As we approach the start of spring, pasture-raised eggs will be coming back in limited availability in mid-March. Supply should continue to improve through the beginning of April.

 

Merchandising Corner

Unique Experiences

How do you attract customers to your store? Here are some interactive opportunities to increase customer foot traffic and loyalty. There are many ways to modify these options to suit the needs of your specific location.

In-Store Demos Invite growers or artisanal producers to the store to sample their products. Demos are a great way to talk up product and increase sales. Call on the relationships you have with suppliers and encourage engagement with your customers. Opportunities for close connections to their food and people who grow it will keep customers coming back.

Sampling Programs Customers enjoy trying new items, seeing new recipes, and learning how to prepare new products. Here are some easy ways to improve your sampling program:

  • Provide freshly cut fruit, cheese, or other food items on a self-serve sampling table. Don’t forget to keep the samples on ice to keep them fresh!
  • Sample in the moment when out on the sales floor. If you are out stocking apples and there are customers around, cut one of the apples and start offering samples.
  • Make it a rule of thumb to offer a sample anytime a customer asks you about a product. Trying the product together gives you a chance to engage with the customer to talk about flavor profile and any other information you may have to offer about the product.

Personal interactions like this create a positive experience for the shopper. A pleasant shopping environment will always bring back repeat customers.
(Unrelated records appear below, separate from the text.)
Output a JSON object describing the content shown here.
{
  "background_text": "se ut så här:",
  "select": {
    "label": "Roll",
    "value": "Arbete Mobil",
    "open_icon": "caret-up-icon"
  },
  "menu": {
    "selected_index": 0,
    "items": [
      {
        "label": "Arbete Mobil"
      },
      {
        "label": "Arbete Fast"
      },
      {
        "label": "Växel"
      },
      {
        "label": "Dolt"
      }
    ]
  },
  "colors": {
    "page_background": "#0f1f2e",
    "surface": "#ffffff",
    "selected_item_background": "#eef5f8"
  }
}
Cooking Classes Teaching people how to cook is a great way to create excitement around food. Most stores have an on-site area to offer cooking classes to their customers. Some stores rent out nearby facilities to host their classes. Teaching your community how to prepare food is a great way to keep them actively shopping and connected to sourcing in-season.

Meet the Farmer Dinners Create a memorable experience by hosting a dinner featuring a farm your store works with. Some stores with adequate space will host the dinner on-site. The dinner usually features product from the farm, some farm history, a little Q&A., and most importantly, a shared meal. Another way this can be done is partnering with a restaurant in town to host the event. Many restaurants like to support local growers in their area. A restaurant and a farm work together to host a farm-centric themed night. Tickets are generally sold in advance with a set menu. It takes some coordinating, but the wonderful experience it offers is well worth it.

Farm Tours Create opportunities for customers to visit the farms that your store supports. This lets customers know you support local food and work with farmers in your community. This can be done on a small or large scale. Some stores go as far sponsoring a party on the farm. These big events can be coordinated with other local vendors and restaurants for a whole day excursion with music, food, drinks and tours of the farm. Other tours are small groups of people meeting out at the farm for a tour, talk, and lunch or dinner in the field.

Shopping and Delivery Services To compete with the convenience of online shopping, some stores are now teaming up with companies like Instacart to offer shopping and delivery services. You can modify the service by having your own employees doing the in-store shopping and pulling the orders together instead of outside contractors. This adds a little personal touch to an online transaction. Knowing your food is hand-selected by an employee of the store lets the customer know that their order received special attention to detail.

We hope these suggestions have sparked some creative ideas. The key to retaining and attracting new customers is offering unique experiences or services they can’t get anywhere else. Also, don’t overlook the customer service aspect. Treating a person with respect, kindness, and exceptional service will keep your customers coming back.